Ten reasons to consider about Farook’s work phone:
Recently, FBI got a court order that compels Apple to create a forensics tool; this tool would let FBI brute force the PIN on a suspect’s device. But lets look at the difference between this and simply bringing a phone to Apple; maybe you’ll start to see the difference of why this is so significant, not to mention underhanded.
First, let me preface this with the fact that I am speaking from my own personal experience both in the courtroom and working in law enforcement forensics circles since around 2008. I’ve testified as an expert in three cases in California, and many others have pleaded out or had other outcomes not requiring my testimony. I’ve spent considerable time training law enforcement agencies around the world specifically in iOS forensics, met LEOs in the middle of the night to work on cases right off of airplanes, gone through the forensics validation process and clearance processes, and dealt with red tape and all the other terrible aspects of forensics that you don’t see on CSI. It was a lot of fun but was also an incredibly sobering experience, as I have not been trained to deal with the evidence (images, voicemail, messages, etc) that I’ve been exposed to like LEOs have; my faith has kept me grounded. I’ve developed an amazing amount of respect for what they do.
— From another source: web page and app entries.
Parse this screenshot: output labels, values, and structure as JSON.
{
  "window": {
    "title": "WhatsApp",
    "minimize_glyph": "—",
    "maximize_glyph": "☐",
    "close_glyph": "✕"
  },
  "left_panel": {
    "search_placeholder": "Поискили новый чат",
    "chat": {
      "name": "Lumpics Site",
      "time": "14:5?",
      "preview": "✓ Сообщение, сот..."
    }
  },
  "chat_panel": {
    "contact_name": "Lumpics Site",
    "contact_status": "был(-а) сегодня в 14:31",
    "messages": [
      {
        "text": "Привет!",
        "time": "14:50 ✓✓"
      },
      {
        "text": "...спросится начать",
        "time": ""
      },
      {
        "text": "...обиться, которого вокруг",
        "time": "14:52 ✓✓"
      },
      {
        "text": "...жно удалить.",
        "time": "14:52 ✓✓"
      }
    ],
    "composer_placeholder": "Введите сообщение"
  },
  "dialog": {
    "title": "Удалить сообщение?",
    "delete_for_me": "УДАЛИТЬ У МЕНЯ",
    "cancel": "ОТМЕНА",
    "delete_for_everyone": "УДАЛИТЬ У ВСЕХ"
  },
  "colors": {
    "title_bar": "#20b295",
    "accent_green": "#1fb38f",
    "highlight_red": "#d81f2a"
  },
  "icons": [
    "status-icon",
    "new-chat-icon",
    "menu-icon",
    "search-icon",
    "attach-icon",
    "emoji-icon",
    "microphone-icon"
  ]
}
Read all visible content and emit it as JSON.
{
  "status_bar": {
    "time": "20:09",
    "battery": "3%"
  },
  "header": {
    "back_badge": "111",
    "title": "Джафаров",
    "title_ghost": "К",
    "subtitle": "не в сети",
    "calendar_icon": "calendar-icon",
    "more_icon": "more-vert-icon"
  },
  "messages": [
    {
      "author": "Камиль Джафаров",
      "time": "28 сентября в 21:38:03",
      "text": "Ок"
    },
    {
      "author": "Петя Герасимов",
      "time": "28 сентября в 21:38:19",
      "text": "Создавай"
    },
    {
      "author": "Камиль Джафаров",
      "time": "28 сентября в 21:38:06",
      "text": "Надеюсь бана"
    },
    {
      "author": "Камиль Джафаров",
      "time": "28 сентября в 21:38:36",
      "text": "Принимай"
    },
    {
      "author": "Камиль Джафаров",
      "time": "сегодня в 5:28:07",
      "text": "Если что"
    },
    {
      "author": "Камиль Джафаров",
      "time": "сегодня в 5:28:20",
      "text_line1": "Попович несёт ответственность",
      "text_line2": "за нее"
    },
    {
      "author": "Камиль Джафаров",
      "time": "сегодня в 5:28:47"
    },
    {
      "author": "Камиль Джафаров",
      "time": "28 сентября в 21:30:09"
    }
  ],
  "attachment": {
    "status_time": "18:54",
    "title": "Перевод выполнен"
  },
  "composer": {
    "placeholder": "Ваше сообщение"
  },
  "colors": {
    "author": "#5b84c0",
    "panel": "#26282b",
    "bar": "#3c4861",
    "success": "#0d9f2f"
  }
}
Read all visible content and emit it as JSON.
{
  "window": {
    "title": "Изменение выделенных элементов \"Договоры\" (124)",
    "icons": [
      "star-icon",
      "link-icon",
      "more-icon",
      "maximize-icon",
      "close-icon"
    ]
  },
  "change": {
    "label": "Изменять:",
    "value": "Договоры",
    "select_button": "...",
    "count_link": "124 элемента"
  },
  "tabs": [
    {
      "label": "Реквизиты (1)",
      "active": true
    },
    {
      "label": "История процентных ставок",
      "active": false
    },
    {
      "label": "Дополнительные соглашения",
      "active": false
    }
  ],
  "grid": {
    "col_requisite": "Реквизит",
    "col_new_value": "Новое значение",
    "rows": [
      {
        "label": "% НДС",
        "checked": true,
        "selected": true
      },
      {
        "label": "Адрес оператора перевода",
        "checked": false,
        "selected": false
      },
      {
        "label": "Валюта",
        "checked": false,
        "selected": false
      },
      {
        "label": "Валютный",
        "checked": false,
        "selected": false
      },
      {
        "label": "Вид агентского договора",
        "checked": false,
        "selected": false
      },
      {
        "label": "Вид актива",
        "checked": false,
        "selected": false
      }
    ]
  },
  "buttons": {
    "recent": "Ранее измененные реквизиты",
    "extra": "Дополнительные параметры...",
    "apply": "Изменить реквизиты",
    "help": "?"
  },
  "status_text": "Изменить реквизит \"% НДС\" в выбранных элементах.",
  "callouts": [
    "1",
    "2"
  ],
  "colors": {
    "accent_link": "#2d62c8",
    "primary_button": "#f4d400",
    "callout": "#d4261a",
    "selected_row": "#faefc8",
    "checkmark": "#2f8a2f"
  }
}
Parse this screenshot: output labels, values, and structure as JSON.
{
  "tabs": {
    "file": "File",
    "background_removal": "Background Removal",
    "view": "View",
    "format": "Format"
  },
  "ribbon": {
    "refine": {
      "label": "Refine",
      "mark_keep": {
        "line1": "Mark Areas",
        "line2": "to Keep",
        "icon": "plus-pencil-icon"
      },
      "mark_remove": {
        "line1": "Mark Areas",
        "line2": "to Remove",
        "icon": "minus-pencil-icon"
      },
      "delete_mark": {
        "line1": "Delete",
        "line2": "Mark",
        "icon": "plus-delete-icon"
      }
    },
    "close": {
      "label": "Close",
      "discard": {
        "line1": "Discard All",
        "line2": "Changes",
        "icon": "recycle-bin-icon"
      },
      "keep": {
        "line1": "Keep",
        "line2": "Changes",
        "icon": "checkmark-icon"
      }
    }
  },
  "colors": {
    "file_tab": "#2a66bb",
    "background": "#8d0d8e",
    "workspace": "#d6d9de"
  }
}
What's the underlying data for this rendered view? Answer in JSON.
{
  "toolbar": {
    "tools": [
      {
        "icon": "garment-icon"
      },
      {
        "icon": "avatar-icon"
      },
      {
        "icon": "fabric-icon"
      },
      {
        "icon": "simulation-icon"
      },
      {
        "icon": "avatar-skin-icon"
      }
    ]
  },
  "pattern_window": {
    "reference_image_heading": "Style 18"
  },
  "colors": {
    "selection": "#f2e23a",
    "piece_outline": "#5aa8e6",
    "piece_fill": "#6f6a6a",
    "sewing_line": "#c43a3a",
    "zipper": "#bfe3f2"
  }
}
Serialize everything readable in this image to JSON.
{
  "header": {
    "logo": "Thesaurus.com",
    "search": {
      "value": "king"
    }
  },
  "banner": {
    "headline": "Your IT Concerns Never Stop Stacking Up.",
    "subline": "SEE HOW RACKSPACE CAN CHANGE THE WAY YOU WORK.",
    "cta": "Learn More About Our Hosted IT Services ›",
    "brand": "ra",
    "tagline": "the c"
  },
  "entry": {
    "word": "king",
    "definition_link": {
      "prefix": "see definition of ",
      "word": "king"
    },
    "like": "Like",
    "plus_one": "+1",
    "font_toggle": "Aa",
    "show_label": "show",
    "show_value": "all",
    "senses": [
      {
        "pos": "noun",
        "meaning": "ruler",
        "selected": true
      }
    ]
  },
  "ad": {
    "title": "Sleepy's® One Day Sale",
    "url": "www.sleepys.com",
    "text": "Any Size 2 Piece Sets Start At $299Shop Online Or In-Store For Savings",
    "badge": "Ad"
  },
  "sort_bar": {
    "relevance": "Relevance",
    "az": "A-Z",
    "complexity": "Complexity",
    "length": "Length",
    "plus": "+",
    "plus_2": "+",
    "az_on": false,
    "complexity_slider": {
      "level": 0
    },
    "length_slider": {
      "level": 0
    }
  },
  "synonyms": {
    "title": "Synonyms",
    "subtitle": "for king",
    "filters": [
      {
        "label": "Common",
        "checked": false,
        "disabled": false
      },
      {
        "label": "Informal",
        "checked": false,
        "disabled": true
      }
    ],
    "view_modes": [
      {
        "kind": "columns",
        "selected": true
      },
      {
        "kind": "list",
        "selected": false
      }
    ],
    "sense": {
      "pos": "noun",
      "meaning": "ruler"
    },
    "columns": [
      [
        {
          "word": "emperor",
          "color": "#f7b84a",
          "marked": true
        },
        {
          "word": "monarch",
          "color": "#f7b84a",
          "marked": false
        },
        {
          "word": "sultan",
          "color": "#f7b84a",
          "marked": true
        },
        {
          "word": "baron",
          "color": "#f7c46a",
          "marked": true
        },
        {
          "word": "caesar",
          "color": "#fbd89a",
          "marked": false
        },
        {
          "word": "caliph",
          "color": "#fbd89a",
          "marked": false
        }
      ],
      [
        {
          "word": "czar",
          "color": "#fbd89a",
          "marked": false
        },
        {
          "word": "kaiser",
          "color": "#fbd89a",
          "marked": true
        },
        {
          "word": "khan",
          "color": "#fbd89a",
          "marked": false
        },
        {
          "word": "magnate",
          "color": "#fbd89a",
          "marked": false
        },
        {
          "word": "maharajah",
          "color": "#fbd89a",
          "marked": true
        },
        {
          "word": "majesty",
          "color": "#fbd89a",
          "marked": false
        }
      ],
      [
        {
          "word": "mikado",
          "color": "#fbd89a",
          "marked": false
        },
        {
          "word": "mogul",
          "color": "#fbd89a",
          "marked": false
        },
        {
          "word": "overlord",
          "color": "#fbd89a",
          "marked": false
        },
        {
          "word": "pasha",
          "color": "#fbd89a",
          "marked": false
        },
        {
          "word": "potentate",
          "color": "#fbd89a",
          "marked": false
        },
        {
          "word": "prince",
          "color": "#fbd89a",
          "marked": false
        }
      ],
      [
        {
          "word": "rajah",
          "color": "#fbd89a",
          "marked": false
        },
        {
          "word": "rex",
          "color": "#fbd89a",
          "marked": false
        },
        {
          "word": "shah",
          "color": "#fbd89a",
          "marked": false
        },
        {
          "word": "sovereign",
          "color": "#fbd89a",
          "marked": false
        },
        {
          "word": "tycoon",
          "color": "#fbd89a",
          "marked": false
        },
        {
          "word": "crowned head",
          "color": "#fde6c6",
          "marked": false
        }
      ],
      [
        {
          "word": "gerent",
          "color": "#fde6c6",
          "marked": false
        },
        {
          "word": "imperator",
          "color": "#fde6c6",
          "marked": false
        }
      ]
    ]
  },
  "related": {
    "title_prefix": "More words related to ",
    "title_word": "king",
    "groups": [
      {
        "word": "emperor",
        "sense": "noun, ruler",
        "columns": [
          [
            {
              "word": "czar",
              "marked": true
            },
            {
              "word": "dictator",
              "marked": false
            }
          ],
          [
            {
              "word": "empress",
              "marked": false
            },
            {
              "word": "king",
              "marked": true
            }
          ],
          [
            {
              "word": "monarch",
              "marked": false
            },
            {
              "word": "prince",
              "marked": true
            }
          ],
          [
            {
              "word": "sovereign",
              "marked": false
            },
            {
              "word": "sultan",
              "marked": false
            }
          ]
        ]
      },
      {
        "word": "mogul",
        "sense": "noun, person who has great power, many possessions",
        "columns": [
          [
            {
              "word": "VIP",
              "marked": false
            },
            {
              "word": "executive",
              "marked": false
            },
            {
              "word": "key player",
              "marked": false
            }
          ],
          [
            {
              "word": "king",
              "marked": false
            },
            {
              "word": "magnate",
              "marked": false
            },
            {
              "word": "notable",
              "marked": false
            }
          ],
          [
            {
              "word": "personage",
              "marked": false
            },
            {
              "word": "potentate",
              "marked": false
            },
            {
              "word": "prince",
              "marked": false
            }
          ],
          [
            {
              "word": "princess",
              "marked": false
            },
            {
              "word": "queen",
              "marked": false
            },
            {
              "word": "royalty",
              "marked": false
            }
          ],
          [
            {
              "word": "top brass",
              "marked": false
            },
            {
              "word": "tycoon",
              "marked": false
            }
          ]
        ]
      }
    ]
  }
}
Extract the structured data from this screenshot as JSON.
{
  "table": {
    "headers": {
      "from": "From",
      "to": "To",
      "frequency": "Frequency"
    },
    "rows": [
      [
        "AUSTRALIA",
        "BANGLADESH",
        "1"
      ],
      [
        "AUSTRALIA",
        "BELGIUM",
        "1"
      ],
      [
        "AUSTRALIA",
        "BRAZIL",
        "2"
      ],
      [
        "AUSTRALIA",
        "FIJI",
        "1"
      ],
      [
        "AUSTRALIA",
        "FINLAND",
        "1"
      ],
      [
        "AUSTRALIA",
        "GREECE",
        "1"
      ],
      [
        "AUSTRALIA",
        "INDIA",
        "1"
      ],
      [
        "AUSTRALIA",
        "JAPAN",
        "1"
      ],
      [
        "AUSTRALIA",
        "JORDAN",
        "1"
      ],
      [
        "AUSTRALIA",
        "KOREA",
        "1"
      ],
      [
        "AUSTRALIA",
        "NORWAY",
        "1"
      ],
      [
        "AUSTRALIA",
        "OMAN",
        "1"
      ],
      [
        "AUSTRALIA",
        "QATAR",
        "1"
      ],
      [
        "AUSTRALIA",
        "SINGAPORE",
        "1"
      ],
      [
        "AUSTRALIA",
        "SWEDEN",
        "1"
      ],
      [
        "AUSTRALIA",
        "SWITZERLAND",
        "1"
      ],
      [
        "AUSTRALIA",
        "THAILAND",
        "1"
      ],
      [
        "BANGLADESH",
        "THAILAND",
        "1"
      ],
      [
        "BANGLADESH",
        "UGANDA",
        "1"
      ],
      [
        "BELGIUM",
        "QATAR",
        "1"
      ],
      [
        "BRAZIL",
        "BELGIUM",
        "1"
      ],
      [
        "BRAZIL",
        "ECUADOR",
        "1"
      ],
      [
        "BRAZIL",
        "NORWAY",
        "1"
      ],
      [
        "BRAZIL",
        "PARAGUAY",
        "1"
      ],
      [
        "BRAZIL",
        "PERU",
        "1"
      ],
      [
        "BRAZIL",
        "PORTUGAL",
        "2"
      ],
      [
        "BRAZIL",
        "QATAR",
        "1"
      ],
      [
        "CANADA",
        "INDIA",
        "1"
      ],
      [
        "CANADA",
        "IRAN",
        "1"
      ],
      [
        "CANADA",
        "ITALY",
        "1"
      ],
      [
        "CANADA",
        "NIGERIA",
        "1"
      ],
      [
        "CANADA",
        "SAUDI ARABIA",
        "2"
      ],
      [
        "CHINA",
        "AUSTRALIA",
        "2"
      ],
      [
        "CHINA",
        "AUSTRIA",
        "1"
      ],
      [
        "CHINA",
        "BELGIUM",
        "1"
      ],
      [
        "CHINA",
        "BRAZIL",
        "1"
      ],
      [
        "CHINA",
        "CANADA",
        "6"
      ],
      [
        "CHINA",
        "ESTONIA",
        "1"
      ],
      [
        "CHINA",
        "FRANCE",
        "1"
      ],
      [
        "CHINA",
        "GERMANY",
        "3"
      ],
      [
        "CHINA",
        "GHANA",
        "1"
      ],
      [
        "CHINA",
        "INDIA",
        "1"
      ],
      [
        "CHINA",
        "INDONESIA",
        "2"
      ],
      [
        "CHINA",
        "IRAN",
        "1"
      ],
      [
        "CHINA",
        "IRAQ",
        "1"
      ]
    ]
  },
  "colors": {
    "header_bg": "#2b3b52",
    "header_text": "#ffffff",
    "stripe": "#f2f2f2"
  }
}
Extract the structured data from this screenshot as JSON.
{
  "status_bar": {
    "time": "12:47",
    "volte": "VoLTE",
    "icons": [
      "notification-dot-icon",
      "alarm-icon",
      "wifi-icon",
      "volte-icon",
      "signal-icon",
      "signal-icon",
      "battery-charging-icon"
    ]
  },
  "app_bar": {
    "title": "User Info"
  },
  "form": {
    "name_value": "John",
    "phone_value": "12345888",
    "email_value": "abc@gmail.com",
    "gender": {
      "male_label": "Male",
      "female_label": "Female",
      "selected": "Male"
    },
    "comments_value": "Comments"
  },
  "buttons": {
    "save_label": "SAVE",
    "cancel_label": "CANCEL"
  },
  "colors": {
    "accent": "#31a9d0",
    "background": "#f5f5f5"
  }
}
For years, the government could come to Apple with a warrant and a phone, and have the manufacturer provide a disk image of the device. This largely worked because Apple didn’t have to hack into their phones to do this. Up until iOS 8, the encryption Apple chose to use in their design was easily reversible when you had code execution on the phone (which Apple does). So all through iOS 7, Apple only needed to insert the key into the safe and provide FBI with a copy of the data.